- **Records for this task**

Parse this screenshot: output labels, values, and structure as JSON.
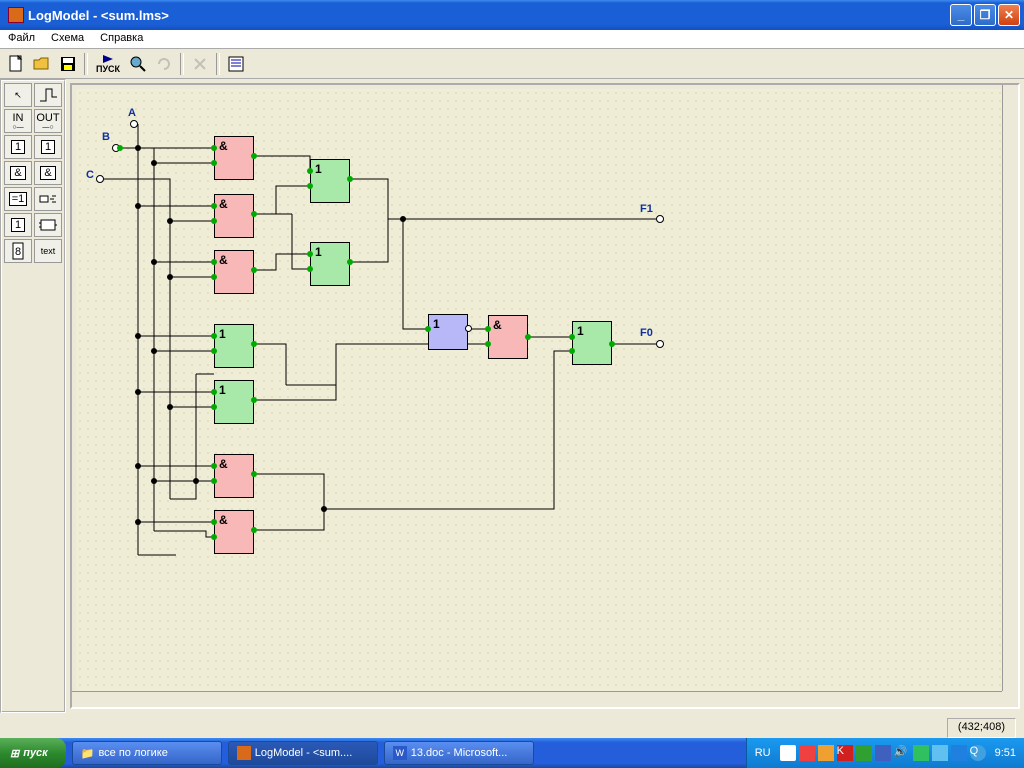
{
  "window": {
    "title": "LogModel - <sum.lms>"
  },
  "menu": {
    "file": "Файл",
    "schema": "Схема",
    "help": "Справка"
  },
  "toolbar": {
    "run_label": "ПУСК"
  },
  "lefttools": {
    "in": "IN",
    "out": "OUT",
    "text": "text"
  },
  "canvas": {
    "inputs": {
      "a": "A",
      "b": "B",
      "c": "C"
    },
    "outputs": {
      "f1": "F1",
      "f0": "F0"
    },
    "gates": {
      "and_sym": "&",
      "or_sym": "1",
      "not_sym": "1"
    }
  },
  "status": {
    "coords": "(432;408)"
  },
  "taskbar": {
    "start": "пуск",
    "task1": "все по логике",
    "task2": "LogModel - <sum....",
    "task3": "13.doc - Microsoft...",
    "lang": "RU",
    "clock": "9:51"
  }
}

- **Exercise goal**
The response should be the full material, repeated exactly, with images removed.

- **Solution for this task**
Parse this screenshot: output labels, values, and structure as JSON.
{
  "window": {
    "title": "LogModel - <sum.lms>"
  },
  "menu": {
    "file": "Файл",
    "schema": "Схема",
    "help": "Справка"
  },
  "toolbar": {
    "run_label": "ПУСК"
  },
  "lefttools": {
    "in": "IN",
    "out": "OUT",
    "text": "text"
  },
  "canvas": {
    "inputs": {
      "a": "A",
      "b": "B",
      "c": "C"
    },
    "outputs": {
      "f1": "F1",
      "f0": "F0"
    },
    "gates": {
      "and_sym": "&",
      "or_sym": "1",
      "not_sym": "1"
    }
  },
  "status": {
    "coords": "(432;408)"
  },
  "taskbar": {
    "start": "пуск",
    "task1": "все по логике",
    "task2": "LogModel - <sum....",
    "task3": "13.doc - Microsoft...",
    "lang": "RU",
    "clock": "9:51"
  }
}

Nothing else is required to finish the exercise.